> **Task to carry out**
The only thing to report is how many lines of the data contain the word "JSON".

> **Web page and app entries**
=======
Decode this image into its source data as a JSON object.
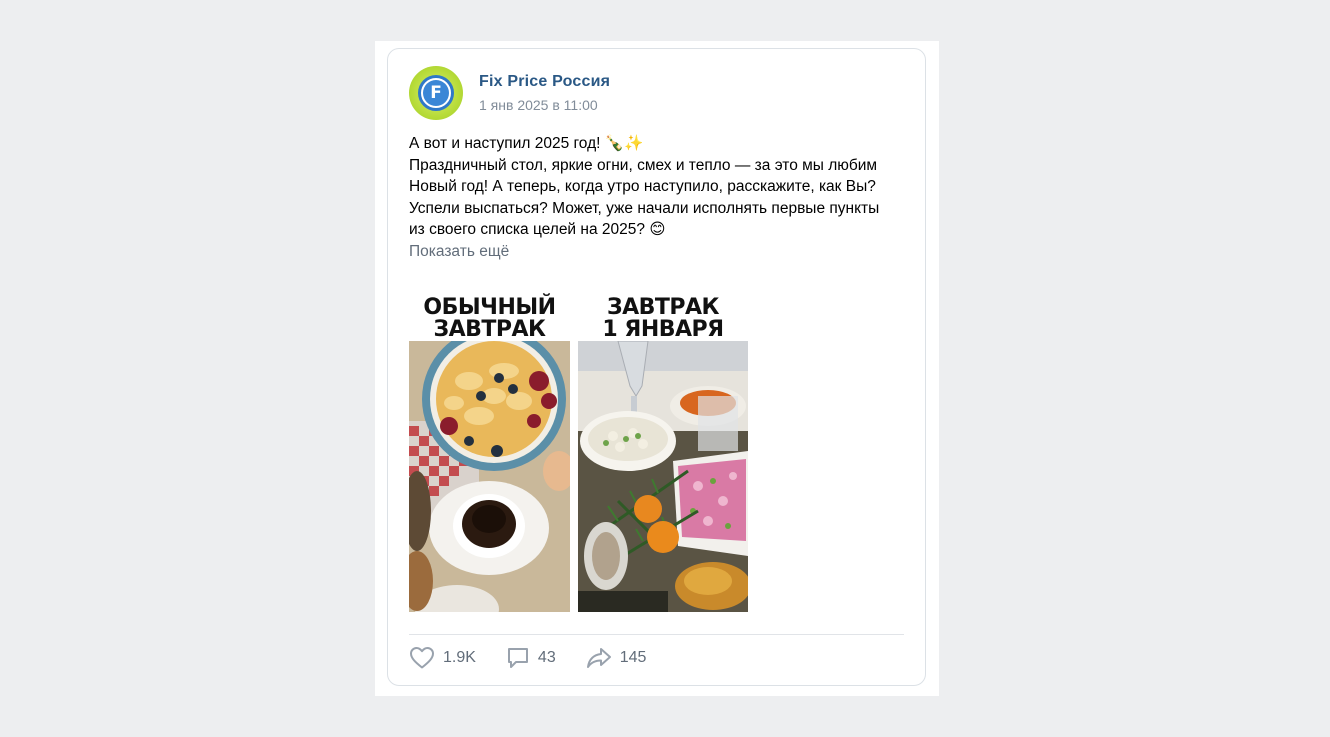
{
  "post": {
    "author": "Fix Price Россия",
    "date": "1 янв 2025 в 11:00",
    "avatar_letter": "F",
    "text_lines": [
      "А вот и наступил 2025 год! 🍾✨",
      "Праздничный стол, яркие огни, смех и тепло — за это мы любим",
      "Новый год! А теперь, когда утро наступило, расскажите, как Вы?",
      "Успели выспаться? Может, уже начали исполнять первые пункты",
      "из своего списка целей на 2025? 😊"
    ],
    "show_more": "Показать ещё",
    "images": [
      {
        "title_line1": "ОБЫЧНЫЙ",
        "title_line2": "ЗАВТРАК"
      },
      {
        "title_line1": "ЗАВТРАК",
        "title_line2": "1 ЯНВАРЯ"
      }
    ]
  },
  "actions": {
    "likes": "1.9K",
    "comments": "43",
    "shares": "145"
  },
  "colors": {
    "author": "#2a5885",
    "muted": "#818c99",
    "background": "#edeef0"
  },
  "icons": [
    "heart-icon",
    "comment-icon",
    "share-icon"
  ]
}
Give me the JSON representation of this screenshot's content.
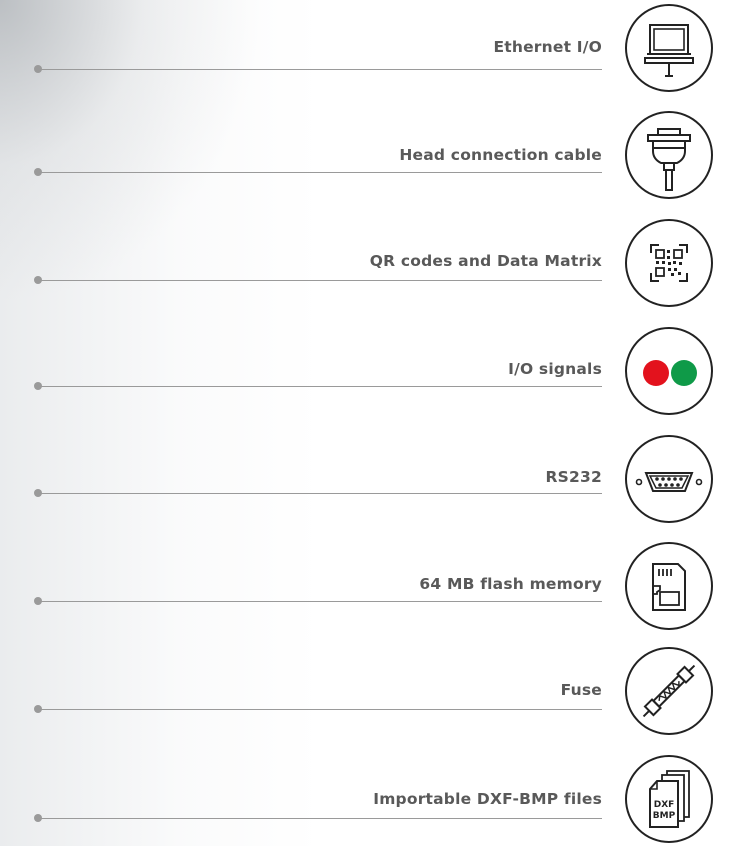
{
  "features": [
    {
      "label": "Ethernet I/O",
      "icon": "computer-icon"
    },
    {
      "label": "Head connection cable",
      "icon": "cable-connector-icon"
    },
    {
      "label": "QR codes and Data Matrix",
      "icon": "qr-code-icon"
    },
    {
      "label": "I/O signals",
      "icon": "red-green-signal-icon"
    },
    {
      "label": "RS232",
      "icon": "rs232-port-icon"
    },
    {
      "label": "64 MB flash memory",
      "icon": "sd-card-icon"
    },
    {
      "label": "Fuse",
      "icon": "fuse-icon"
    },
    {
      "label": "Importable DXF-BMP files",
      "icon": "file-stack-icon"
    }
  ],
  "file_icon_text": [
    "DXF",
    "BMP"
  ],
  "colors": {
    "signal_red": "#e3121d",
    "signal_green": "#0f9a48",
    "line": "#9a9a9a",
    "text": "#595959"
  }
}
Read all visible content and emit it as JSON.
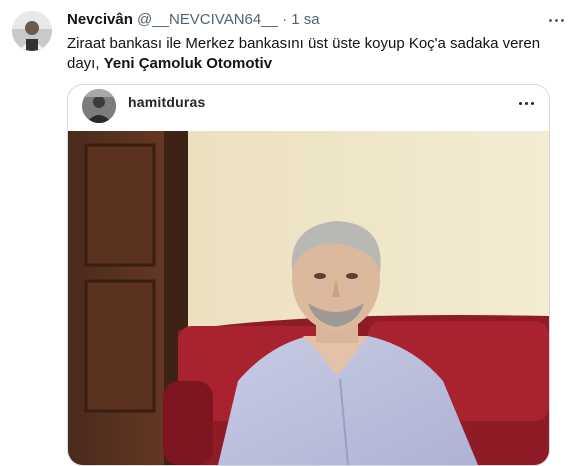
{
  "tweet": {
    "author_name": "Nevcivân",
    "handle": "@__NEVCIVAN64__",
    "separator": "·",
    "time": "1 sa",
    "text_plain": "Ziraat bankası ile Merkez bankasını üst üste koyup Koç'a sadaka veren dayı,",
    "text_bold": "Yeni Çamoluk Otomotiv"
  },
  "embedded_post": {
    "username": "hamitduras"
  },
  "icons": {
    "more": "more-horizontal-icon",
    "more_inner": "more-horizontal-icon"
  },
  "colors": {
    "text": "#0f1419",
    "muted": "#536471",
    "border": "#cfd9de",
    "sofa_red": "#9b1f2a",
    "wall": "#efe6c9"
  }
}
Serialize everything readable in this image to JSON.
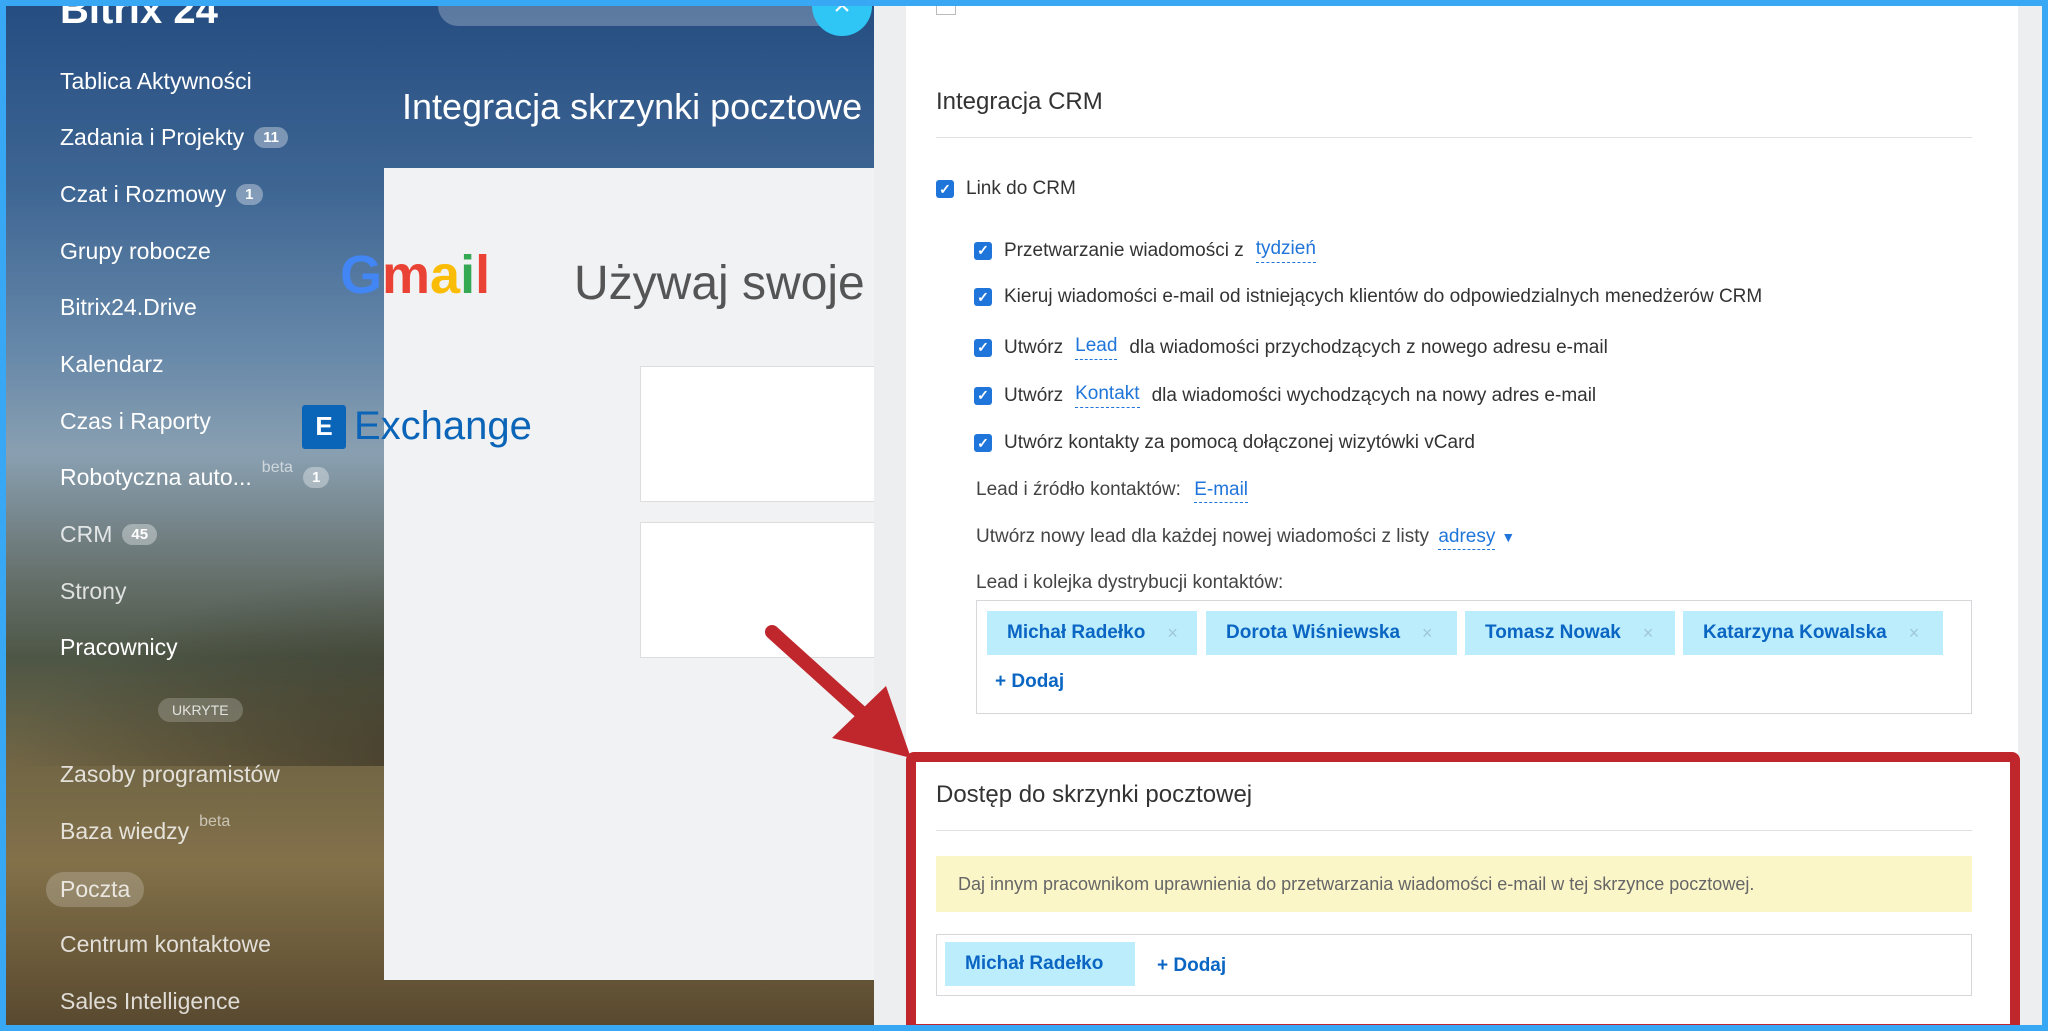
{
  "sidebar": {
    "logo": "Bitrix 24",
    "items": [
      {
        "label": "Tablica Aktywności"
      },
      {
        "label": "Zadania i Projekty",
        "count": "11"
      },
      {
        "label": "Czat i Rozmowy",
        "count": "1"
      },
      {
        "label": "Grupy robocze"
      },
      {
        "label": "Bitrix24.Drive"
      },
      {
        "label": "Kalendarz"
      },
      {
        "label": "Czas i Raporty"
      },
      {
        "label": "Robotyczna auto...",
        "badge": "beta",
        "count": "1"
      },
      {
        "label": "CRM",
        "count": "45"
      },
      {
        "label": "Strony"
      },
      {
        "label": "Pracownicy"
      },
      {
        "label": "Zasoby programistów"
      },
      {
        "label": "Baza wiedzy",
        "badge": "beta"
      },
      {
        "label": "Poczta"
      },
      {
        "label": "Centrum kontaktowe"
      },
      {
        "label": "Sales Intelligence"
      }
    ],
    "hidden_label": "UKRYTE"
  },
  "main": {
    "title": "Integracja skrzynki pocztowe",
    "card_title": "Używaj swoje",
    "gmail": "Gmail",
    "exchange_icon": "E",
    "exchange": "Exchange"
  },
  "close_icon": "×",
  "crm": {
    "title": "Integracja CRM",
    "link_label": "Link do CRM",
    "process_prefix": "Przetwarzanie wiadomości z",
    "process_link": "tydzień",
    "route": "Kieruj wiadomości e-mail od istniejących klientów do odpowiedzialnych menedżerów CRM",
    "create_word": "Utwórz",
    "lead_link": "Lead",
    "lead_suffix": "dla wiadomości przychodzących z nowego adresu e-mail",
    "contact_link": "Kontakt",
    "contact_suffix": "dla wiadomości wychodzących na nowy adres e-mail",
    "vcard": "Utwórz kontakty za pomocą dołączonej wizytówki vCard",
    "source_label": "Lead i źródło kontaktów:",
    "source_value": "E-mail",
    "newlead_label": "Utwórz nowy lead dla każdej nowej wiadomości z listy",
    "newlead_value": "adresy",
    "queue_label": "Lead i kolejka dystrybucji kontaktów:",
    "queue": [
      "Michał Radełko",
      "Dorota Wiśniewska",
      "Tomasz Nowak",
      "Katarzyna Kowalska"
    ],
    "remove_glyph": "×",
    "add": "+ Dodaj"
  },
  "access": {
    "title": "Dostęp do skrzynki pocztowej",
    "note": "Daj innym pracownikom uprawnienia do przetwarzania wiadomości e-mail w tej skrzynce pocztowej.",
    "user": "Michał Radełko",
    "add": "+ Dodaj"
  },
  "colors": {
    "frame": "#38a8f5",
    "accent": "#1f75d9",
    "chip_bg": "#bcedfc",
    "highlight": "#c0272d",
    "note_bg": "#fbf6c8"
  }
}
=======
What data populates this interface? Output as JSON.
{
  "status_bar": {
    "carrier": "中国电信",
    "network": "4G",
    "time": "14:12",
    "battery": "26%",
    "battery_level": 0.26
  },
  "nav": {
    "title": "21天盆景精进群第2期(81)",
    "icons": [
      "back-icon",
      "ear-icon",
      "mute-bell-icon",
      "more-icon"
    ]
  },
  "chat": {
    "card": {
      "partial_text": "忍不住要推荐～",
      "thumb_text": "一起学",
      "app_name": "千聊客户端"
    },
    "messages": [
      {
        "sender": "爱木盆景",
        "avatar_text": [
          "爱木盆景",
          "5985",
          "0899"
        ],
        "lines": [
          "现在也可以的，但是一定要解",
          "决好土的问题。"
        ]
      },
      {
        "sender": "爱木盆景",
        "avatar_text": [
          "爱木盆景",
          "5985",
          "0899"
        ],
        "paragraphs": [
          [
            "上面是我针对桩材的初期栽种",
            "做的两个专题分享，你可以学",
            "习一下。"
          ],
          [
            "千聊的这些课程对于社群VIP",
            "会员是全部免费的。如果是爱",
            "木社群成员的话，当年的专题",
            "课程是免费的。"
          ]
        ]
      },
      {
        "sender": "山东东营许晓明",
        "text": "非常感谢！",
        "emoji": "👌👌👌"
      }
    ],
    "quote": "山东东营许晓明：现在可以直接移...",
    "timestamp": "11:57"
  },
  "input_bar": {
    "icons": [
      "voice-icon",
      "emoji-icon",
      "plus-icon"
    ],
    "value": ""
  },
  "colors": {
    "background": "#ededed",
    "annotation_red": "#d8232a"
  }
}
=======
> **Written answer**
5